Borrowing from your company – Can you avoid the tax charge?

If you intend to borrow from your company, can you avoid the tax charge?

HMRC has always discouraged director shareholders from borrowing money from their companies by implementing a special tax, known as a s.455 charge.

The amount of the charge is equal to 25% of the sum the director shareholder owes and hasn’t repaid within nine months of the end of the accounting period in which the borrowing occurred.

Until tough rules were introduced in 2012/13 it was relatively easy for companies to dodge some or all of the s.455 charge by using a process called “bed and breakfasting.”

The end of bed and breakfasting

Bed and breakfasting involved borrowing more from the company and using it to repay the original debt within the nine-month deadline. That meant the s.455 tax was rolled forward to the following financial year, when, if necessary, it would be bed and breakfasted again. This trick is no longer possible.

As bed and breakfasting is no longer effective, the only way to avoid s.455 tax is for you to repay your company what you owe it within the nine months following its financial year end.

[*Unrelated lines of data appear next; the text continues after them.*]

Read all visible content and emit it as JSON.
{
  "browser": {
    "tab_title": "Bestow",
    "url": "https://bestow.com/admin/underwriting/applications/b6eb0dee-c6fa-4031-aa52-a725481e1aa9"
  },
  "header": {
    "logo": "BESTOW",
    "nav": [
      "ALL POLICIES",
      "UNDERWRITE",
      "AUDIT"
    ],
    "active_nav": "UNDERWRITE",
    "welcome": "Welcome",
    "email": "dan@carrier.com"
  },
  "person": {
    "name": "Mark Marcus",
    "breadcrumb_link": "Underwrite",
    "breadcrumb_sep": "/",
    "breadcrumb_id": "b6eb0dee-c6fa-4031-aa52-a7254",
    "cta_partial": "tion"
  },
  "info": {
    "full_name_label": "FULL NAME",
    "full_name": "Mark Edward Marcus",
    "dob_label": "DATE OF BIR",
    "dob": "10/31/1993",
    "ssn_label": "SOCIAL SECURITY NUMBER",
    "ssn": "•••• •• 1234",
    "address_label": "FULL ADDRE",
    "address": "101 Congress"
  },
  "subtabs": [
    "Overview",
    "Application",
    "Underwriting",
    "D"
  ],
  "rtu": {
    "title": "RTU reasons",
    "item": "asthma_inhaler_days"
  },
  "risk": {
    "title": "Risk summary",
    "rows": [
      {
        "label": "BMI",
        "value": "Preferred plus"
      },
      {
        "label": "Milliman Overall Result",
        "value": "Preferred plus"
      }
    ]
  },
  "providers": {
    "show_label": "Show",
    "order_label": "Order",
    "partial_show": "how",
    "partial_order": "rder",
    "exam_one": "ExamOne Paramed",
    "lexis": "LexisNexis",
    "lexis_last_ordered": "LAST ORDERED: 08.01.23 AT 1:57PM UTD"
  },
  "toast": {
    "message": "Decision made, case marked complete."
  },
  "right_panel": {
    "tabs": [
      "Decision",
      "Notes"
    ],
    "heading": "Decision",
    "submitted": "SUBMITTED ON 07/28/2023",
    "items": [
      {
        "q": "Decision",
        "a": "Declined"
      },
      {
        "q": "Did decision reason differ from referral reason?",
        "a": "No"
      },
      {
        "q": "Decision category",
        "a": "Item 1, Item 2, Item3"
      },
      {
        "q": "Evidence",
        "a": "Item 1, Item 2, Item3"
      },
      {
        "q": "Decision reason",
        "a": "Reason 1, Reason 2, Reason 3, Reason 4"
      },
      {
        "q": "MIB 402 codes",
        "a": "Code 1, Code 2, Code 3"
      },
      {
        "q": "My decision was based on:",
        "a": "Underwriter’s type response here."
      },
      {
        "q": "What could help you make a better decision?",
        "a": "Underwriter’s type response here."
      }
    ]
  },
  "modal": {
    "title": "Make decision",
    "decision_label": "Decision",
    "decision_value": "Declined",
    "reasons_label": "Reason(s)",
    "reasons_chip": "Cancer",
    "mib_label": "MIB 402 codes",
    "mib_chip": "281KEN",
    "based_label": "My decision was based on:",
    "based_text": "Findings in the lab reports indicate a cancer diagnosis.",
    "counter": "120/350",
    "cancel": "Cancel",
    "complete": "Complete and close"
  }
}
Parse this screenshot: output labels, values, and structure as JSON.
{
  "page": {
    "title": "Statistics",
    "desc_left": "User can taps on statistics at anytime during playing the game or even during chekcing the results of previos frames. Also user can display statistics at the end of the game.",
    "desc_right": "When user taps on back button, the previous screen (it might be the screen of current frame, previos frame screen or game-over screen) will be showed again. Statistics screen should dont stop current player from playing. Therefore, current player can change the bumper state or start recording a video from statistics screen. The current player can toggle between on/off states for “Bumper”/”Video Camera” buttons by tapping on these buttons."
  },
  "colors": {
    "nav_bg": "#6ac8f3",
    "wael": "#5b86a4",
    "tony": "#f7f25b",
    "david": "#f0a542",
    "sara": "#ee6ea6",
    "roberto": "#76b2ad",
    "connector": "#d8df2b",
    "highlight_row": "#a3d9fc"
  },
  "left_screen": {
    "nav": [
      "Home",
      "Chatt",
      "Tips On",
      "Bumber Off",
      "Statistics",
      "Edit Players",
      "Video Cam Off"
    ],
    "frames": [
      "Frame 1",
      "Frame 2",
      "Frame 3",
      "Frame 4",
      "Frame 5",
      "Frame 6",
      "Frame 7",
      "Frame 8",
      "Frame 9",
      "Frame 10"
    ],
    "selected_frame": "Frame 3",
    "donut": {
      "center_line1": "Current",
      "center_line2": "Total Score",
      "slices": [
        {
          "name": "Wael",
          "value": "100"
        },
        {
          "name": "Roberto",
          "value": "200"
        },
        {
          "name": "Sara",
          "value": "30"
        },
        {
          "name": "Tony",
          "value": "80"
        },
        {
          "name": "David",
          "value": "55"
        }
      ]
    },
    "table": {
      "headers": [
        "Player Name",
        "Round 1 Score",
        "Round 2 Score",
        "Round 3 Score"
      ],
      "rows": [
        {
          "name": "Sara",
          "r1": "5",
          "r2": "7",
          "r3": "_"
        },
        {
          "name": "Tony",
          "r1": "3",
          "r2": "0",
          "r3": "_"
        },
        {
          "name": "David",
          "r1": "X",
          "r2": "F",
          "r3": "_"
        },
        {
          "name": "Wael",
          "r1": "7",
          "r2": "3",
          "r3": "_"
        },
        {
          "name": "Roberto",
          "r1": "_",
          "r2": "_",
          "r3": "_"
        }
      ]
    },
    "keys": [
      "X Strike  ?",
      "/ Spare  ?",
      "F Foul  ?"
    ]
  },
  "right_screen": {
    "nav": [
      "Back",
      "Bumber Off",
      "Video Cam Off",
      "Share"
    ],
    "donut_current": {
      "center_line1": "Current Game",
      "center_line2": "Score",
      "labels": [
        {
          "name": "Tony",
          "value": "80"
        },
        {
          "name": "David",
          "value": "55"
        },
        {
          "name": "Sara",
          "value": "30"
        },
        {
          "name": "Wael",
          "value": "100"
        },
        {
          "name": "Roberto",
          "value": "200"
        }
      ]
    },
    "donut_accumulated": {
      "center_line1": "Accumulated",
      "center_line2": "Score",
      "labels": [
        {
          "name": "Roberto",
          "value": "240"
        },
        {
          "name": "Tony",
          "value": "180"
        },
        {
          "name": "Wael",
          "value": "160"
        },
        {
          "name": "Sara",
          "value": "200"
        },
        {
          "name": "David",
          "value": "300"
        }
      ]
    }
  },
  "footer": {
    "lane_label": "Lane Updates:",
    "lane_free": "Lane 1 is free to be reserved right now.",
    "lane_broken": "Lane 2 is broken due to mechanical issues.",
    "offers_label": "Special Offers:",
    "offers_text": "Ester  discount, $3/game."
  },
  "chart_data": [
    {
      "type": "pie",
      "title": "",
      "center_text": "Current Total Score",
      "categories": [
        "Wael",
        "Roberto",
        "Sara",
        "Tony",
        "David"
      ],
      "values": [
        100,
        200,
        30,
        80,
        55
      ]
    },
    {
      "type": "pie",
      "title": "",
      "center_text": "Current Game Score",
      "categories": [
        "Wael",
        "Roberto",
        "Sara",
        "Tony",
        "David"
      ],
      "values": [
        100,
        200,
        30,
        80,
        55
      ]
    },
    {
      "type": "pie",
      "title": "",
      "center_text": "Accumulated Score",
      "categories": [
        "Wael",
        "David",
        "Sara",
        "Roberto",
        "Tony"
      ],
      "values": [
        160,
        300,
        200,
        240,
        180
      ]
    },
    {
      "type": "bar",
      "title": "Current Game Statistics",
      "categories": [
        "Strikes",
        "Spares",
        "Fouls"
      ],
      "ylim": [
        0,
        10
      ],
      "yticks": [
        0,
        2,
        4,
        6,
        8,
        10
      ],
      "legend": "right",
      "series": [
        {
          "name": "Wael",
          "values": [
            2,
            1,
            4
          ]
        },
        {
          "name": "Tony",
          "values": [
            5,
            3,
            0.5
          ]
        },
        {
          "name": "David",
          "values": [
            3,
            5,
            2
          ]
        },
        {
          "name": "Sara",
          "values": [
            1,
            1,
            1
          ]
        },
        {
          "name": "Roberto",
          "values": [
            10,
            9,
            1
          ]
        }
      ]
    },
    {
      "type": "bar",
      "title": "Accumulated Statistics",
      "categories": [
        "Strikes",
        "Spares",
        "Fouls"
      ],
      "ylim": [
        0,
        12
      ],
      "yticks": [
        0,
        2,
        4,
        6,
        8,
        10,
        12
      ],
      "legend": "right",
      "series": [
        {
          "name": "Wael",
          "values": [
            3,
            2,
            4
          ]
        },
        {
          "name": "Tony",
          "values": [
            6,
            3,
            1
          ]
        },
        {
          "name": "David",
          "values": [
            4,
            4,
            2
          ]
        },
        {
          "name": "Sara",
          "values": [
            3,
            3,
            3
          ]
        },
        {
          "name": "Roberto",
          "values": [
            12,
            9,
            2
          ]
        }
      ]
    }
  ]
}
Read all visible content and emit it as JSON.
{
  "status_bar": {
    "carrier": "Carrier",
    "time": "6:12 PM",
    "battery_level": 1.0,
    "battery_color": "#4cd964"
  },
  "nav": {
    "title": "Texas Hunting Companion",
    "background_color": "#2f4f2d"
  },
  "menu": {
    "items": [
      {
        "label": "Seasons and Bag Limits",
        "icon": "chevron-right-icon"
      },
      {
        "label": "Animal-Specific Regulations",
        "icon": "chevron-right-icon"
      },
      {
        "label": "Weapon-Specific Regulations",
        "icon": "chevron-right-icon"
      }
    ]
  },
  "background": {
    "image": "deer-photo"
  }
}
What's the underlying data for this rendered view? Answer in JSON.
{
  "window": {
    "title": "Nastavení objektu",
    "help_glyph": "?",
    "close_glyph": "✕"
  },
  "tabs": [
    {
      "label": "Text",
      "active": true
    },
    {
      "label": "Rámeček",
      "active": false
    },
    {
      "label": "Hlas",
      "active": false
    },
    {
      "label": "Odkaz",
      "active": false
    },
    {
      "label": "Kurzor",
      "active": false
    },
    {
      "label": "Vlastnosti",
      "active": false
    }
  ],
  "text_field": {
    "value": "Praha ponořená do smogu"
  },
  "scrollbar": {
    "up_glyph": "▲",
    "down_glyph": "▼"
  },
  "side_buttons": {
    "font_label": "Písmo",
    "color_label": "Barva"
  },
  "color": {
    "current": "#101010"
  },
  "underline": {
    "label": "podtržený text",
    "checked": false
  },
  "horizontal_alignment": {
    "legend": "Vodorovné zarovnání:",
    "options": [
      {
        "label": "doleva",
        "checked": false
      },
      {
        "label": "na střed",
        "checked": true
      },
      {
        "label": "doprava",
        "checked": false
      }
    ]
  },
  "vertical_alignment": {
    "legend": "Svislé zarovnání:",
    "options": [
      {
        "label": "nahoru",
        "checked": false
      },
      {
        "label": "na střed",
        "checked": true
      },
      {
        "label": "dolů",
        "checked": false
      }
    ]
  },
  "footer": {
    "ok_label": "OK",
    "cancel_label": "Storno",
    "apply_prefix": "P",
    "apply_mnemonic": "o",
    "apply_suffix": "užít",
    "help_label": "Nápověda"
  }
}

If you can’t afford to do that from your own resources, the anti-bed and breakfasting rules allow you to use the company’s money to do it, but only where it counts as your taxable income such as a dividend or a bonus

If your company can’t pay a dividend or bonus, the good news is that there’s an alternative way to avoid the s.455 bill that doesn’t involve repaying the debt.


Changing your company’s financial period to end on a date before you borrowed money from it means there will be nothing for the s.455 charge to apply to.